Also, if the PTO examiner continues rejecting one or more claims of an application, a continuation application allows the claims to be resubmitted for further review and examination.
What is a divisional application? Or, what is an election / restriction requirement?
A divisional application is one that is filed after an initial non-provisional patent application is filed and in which the PTO examiner says that the initial application has claims for two or more different inventions. A patent can only claim a single invention. If the PTO examiner believes that more than one invention is being claimed, the PTO examiner will require an election of claims, or make a restriction requirement. Currently, the PTO has increased the number of restriction requirements to inventors. Therefore, election / restriction requirements are becoming more common.

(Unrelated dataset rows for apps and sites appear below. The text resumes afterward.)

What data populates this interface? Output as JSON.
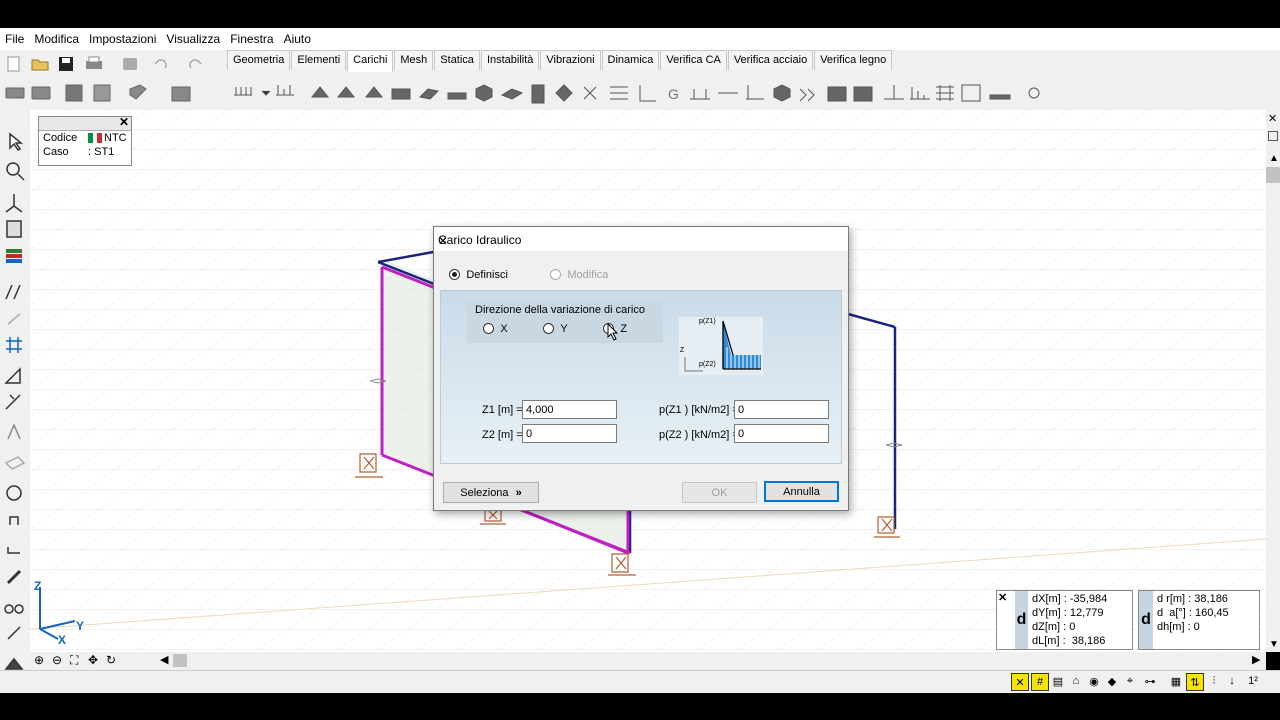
{
  "menu": [
    "File",
    "Modifica",
    "Impostazioni",
    "Visualizza",
    "Finestra",
    "Aiuto"
  ],
  "tabs": [
    "Geometria",
    "Elementi",
    "Carichi",
    "Mesh",
    "Statica",
    "Instabilità",
    "Vibrazioni",
    "Dinamica",
    "Verifica CA",
    "Verifica acciaio",
    "Verifica legno"
  ],
  "active_tab": "Carichi",
  "infobox": {
    "codice_label": "Codice",
    "codice_value": "NTC",
    "caso_label": "Caso",
    "caso_value": ": ST1"
  },
  "axes": {
    "z": "Z",
    "y": "Y",
    "x": "X"
  },
  "dialog": {
    "title": "Carico Idraulico",
    "definisci": "Definisci",
    "modifica": "Modifica",
    "direzione_label": "Direzione della variazione di carico",
    "dir_x": "X",
    "dir_y": "Y",
    "dir_z": "Z",
    "diagram_pz1": "p(Z1)",
    "diagram_pz2": "p(Z2)",
    "diagram_z": "Z",
    "z1_label": "Z1 [m] =",
    "z1_value": "4,000",
    "z2_label": "Z2 [m] =",
    "z2_value": "0",
    "pz1_label": "p(Z1 ) [kN/m2] =",
    "pz1_value": "0",
    "pz2_label": "p(Z2 ) [kN/m2] =",
    "pz2_value": "0",
    "seleziona": "Seleziona",
    "ok": "OK",
    "annulla": "Annulla"
  },
  "coords_left": {
    "d": "d",
    "dx": "dX[m] : -35,984",
    "dy": "dY[m] : 12,779",
    "dz": "dZ[m] : 0",
    "dl": "dL[m] :  38,186"
  },
  "coords_right": {
    "d": "d",
    "dr": "d r[m] : 38,186",
    "da": "d  a[°] : 160,45",
    "dh": "dh[m] : 0"
  },
  "status_right": "1²",
  "colors": {
    "frame_blue": "#1a237e",
    "panel_magenta": "#c020c0",
    "support_brown": "#b06030",
    "accent": "#0078d7"
  }
}
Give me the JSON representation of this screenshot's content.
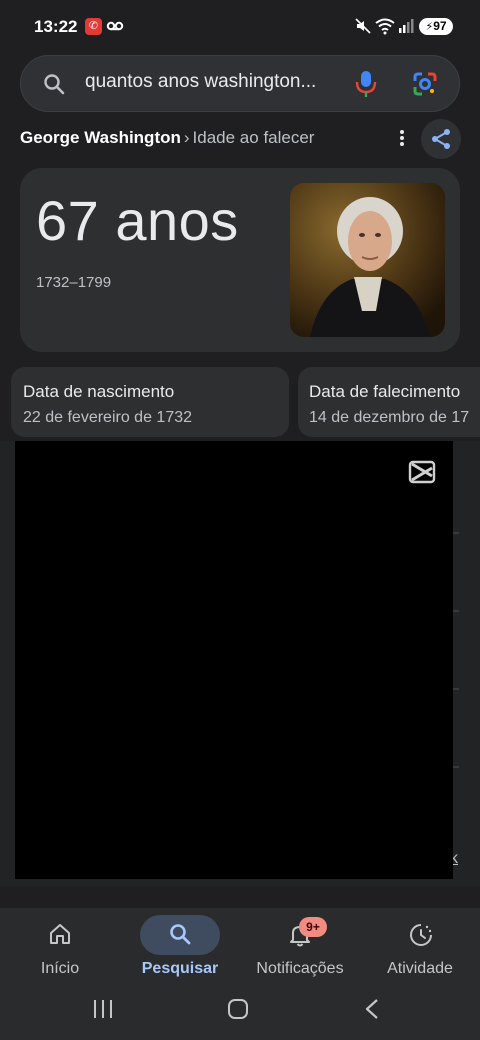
{
  "status_bar": {
    "time": "13:22",
    "battery": "97"
  },
  "search": {
    "query": "quantos anos washington..."
  },
  "breadcrumb": {
    "entity": "George Washington",
    "separator": "›",
    "attribute": "Idade ao falecer"
  },
  "answer": {
    "age": "67 anos",
    "years": "1732–1799"
  },
  "facts": [
    {
      "title": "Data de nascimento",
      "value": "22 de fevereiro de 1732"
    },
    {
      "title": "Data de falecimento",
      "value": "14 de dezembro de 17"
    }
  ],
  "background_link": "k",
  "bottom_nav": {
    "items": [
      {
        "label": "Início",
        "icon": "home-icon"
      },
      {
        "label": "Pesquisar",
        "icon": "search-icon"
      },
      {
        "label": "Notificações",
        "icon": "bell-icon"
      },
      {
        "label": "Atividade",
        "icon": "activity-icon"
      }
    ],
    "notifications_badge": "9+",
    "active": "Pesquisar"
  },
  "colors": {
    "background": "#1f1f21",
    "card": "#2e2f31",
    "accent": "#a8c7fa",
    "badge": "#f28b82"
  }
}
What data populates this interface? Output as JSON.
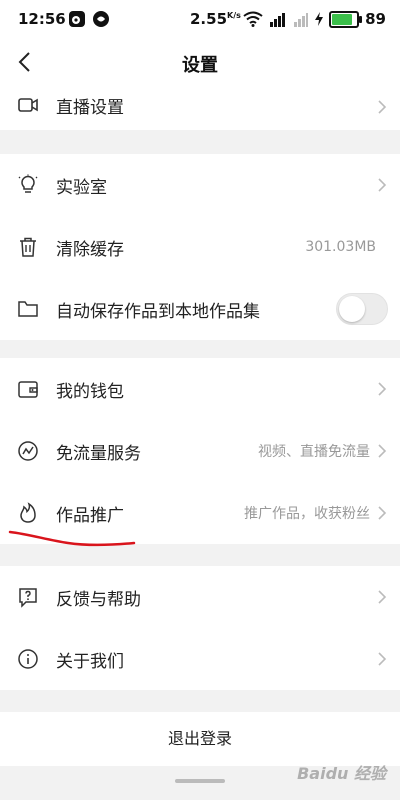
{
  "status_bar": {
    "time": "12:56",
    "speed": "2.55",
    "speed_unit": "K/s",
    "battery_level": "89",
    "battery_fraction": 0.89,
    "battery_color": "#3bbf4a"
  },
  "header": {
    "title": "设置"
  },
  "rows": {
    "live": {
      "label": "直播设置",
      "icon": "video-camera-icon"
    },
    "lab": {
      "label": "实验室",
      "icon": "light-bulb-icon"
    },
    "cache": {
      "label": "清除缓存",
      "value": "301.03MB",
      "icon": "trash-icon"
    },
    "autosave": {
      "label": "自动保存作品到本地作品集",
      "icon": "folder-icon",
      "toggle_on": false
    },
    "wallet": {
      "label": "我的钱包",
      "icon": "wallet-icon"
    },
    "free_data": {
      "label": "免流量服务",
      "value": "视频、直播免流量",
      "icon": "trend-wave-icon"
    },
    "promote": {
      "label": "作品推广",
      "value": "推广作品，收获粉丝",
      "icon": "flame-icon"
    },
    "feedback": {
      "label": "反馈与帮助",
      "icon": "question-bubble-icon"
    },
    "about": {
      "label": "关于我们",
      "icon": "info-circle-icon"
    }
  },
  "logout": {
    "label": "退出登录"
  },
  "annotation": {
    "underline_color": "#d9141c"
  },
  "watermark": {
    "text": "Baidu 经验"
  }
}
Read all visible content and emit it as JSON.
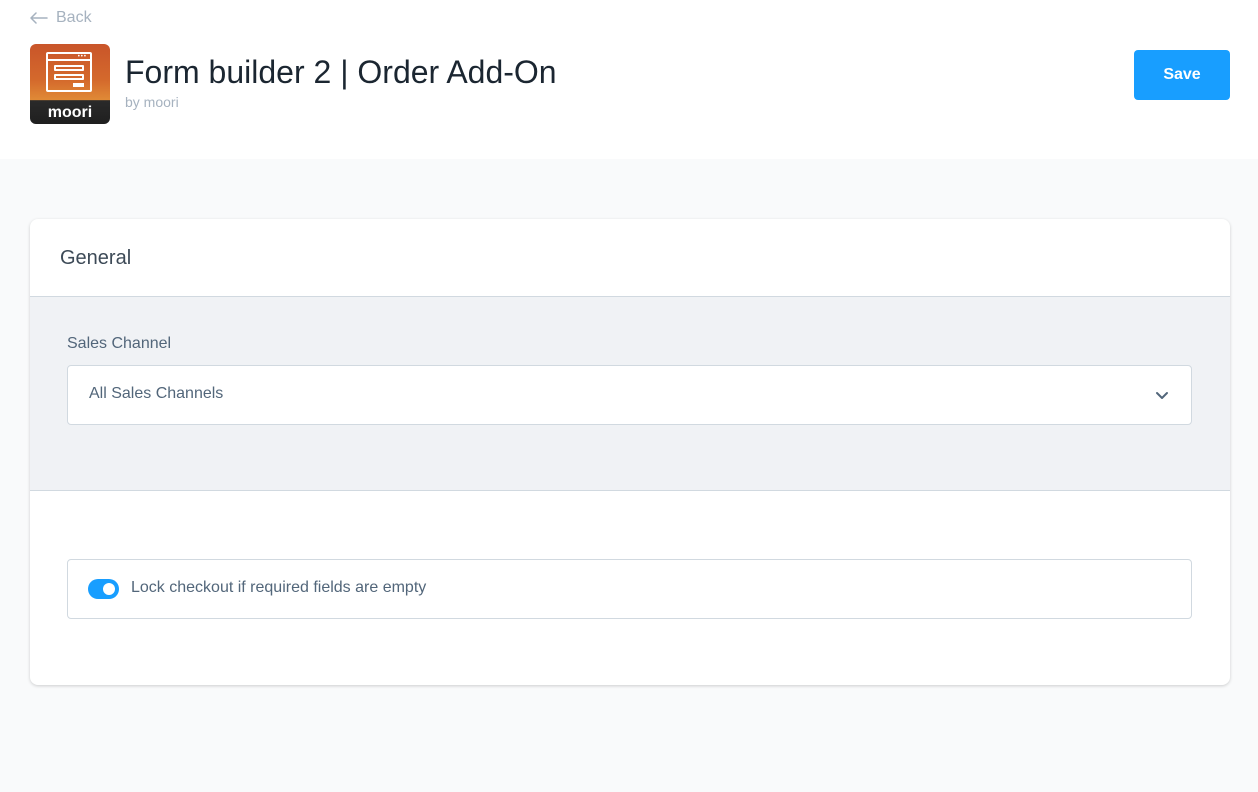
{
  "header": {
    "back_label": "Back",
    "app_title": "Form builder 2 | Order Add-On",
    "byline": "by moori",
    "icon_brand": "moori",
    "save_label": "Save"
  },
  "card": {
    "title": "General",
    "sales_channel": {
      "label": "Sales Channel",
      "value": "All Sales Channels"
    },
    "lock_checkout": {
      "label": "Lock checkout if required fields are empty",
      "enabled": true
    }
  },
  "colors": {
    "accent": "#189eff",
    "icon_orange": "#d4692c"
  },
  "icons": [
    "arrow-left-icon",
    "app-window-icon",
    "chevron-down-icon"
  ]
}
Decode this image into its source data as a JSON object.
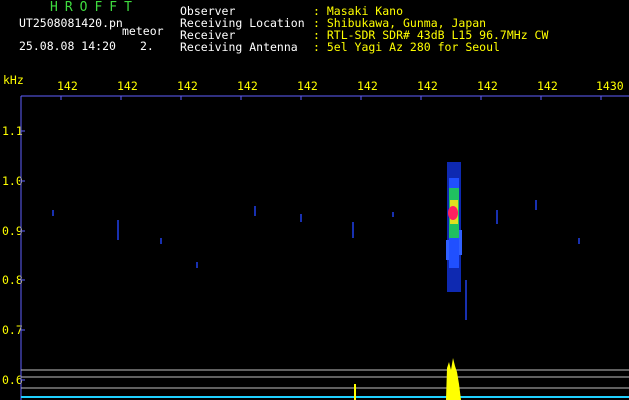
{
  "header": {
    "app_title": "HROFFT",
    "file_name": "UT2508081420.pn",
    "tag": "meteor",
    "datetime": "25.08.08 14:20",
    "counter": "2."
  },
  "station_info": {
    "labels": "Observer\nReceiving Location\nReceiver\nReceiving Antenna",
    "values": ": Masaki Kano\n: Shibukawa, Gunma, Japan\n: RTL-SDR SDR# 43dB L15 96.7MHz CW\n: 5el Yagi Az 280 for Seoul"
  },
  "axes": {
    "y_unit": "kHz",
    "y_ticks": [
      "1.1",
      "1.0",
      "0.9",
      "0.8",
      "0.7",
      "0.6"
    ],
    "x_ticks": [
      "142",
      "142",
      "142",
      "142",
      "142",
      "142",
      "142",
      "142",
      "142",
      "1430"
    ]
  },
  "colors": {
    "background": "#000000",
    "header_text": "#3fdc3f",
    "label_text": "#ffffff",
    "value_text": "#ffff00",
    "echo_hot": "#ff2060",
    "echo_mid": "#20c060",
    "echo_low": "#2040ff"
  }
}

In such a case, one possible response is to delete the claims for one of the inventions from the parent application and file those deleted claims in a second, divisional application. If the claims for both inventions are found allowable, the inventor will end up with two patents.
What is a continuation in part (CIP) application?
A continuation in part (CIP) patent application is one in which further development occurs on an invention after the initial, non-provisional (parent) patent application is filed. New subject matter is added to the parent application and the new patent application is called a CIP application. As long as the new developments in the invention are added to a patent application that is still pending, then the parent application will not be cited against the inventor by the PTO examiner. A pending patent application is one that has not been issued or abandoned.
If a patent application claiming the new developments is not filed while the parent application is pending, then the PTO examiner may use the parent application against the inventor by stating that the new developments are not novel or are obvious in view of the parent application.
What about protecting the invention outside the United States?
First of all, a United States patent will protect an invention from others making the invention in a different country and then importing the product into the United States. Therefore, if the market an inventor is trying to protect is in the United States, foreign patent protection may not be necessary.
If an inventor wishes to market and protect an invention outside the United States, a patent application must be filed for each country in which protection is desired. One alternative to immediately filing patent applications in every desired country is to file a patent application under the Patent Cooperation Treaty (PCT). A PCT application must be filed within one year of filing any patent application for the invention and allows the inventor 30 months after the first filing date to file patent applications in countries outside the United States.
An inventor should be mindful that the patent laws for other countries differ from the patent laws of the United States. Accordingly, practices acceptable in the United States may prevent an inventor from obtaining patent protection in another country. If foreign patent protection is desired, a patent attorney should be consulted. In many cases, the United States based patent attorney will work closely with a patent attorney in the country of interest to secure the inventor's patent rights.
Disclaimer: The above information is offered as general information that may or may not be applicable to specific situations. The reader is cautioned to obtain the advice of a patent attorney before acting on the basis of the above information.